(Host) The Vermont House is expected to debate legislation that’s designed to increase Vermont’s childhood immunization rates in the near future.
The House bill leaves the philosophical exemption in place and House Speaker Shap Smith says the proposal is a good first step to help educate the public about the issue.
VPR’s Bob Kinzel reports:
(Kinzel) The immunization bill has provoked more emotion and debate than almost any other piece of legislation this session. According to the state Health Department, Vermont has one of the lowest rates for the full battery of childhood immunizations.
There are three exemptions to the state’s mandatory childhood immunization law; for medical reasons, for religious beliefs and on philosophical grounds.
On a strong vote, the Senate eliminated the philosophical exemption, but things changed dramatically when the House took up the bill.
Supporters of the exemption argued that the Health Department’s statistics didn’t take into consideration all the children who are partially immunized and they framed the issue as a parent’s right to determine what’s best for their child.
Late last week, the House Health Care committee put the exemption back in the bill, supported a 40 thousand dollar public education program, and asked all schools to disclose their immunization rates.
Lincoln Rep. Michael Fisher is the chairman of the committee. He was hoping for a stronger bill:
(Fisher) "The committee is clearly not with me. And I’m going to support the committee process to take the steps that are available to us to do what we can to educate the public to make resources available to the Department of Health to target communities that have lower vaccination rates."
(Kinzel) House Speaker Shap Smith says he supports the committee’s approach because he’s not sure that eliminating the exemption would necessarily be effective:
(Smith) "I think we ought to be trying to increase the vaccination rates but the question is if by removing the philosophical exemption are we going to do that ? Are people going to just move into the religious exemption instead? Are they going to pull their kids out of school? There are different ways to approach the same goal."

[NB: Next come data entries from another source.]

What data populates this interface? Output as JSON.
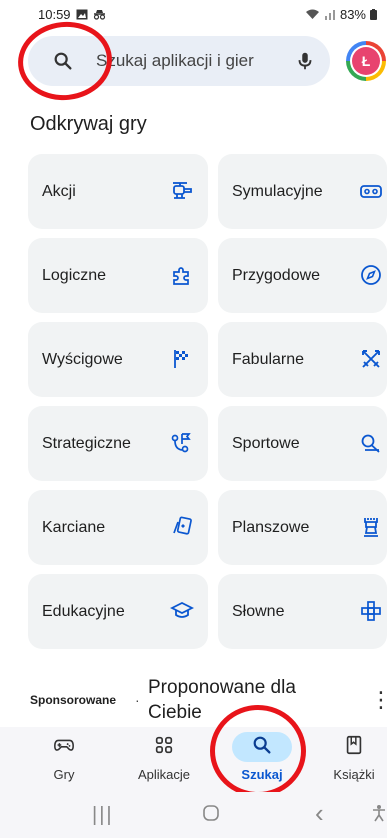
{
  "status_bar": {
    "time": "10:59",
    "battery": "83%",
    "icons": [
      "gallery-icon",
      "incognito-icon",
      "wifi-icon",
      "signal-icon",
      "battery-icon"
    ]
  },
  "search": {
    "placeholder": "Szukaj aplikacji i gier",
    "icons": [
      "search-icon",
      "mic-icon"
    ]
  },
  "avatar": {
    "letter": "Ł"
  },
  "section_title": "Odkrywaj gry",
  "categories": [
    {
      "label": "Akcji",
      "icon": "helicopter-icon"
    },
    {
      "label": "Symulacyjne",
      "icon": "vr-headset-icon"
    },
    {
      "label": "Logiczne",
      "icon": "puzzle-icon"
    },
    {
      "label": "Przygodowe",
      "icon": "compass-icon"
    },
    {
      "label": "Wyścigowe",
      "icon": "checkered-flag-icon"
    },
    {
      "label": "Fabularne",
      "icon": "crossed-swords-icon"
    },
    {
      "label": "Strategiczne",
      "icon": "strategy-icon"
    },
    {
      "label": "Sportowe",
      "icon": "whistle-icon"
    },
    {
      "label": "Karciane",
      "icon": "cards-icon"
    },
    {
      "label": "Planszowe",
      "icon": "chess-rook-icon"
    },
    {
      "label": "Edukacyjne",
      "icon": "graduation-cap-icon"
    },
    {
      "label": "Słowne",
      "icon": "word-grid-icon"
    }
  ],
  "sponsored": {
    "label": "Sponsorowane",
    "separator": "·",
    "title": "Proponowane dla Ciebie",
    "more": "⋮"
  },
  "bottom_nav": [
    {
      "label": "Gry",
      "icon": "gamepad-icon"
    },
    {
      "label": "Aplikacje",
      "icon": "apps-icon"
    },
    {
      "label": "Szukaj",
      "icon": "search-icon",
      "active": true
    },
    {
      "label": "Książki",
      "icon": "bookmark-book-icon"
    }
  ],
  "system_nav": {
    "recents": "|||",
    "back": "‹"
  },
  "colors": {
    "accent": "#0b57d0",
    "active_pill": "#c2e7ff",
    "tile_bg": "#f1f3f4",
    "annotation_circle": "#e8141a"
  }
}
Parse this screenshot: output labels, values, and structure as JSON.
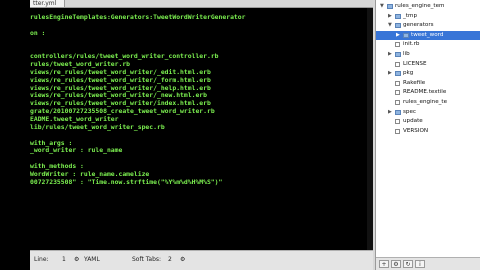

(Kinzel) It’s possible that backers of the plan to eliminate the philosophical exemption will try to amend the bill when it comes up for debate on the House floor.
For VPR News, I’m Bob Kinzel in Montpelier.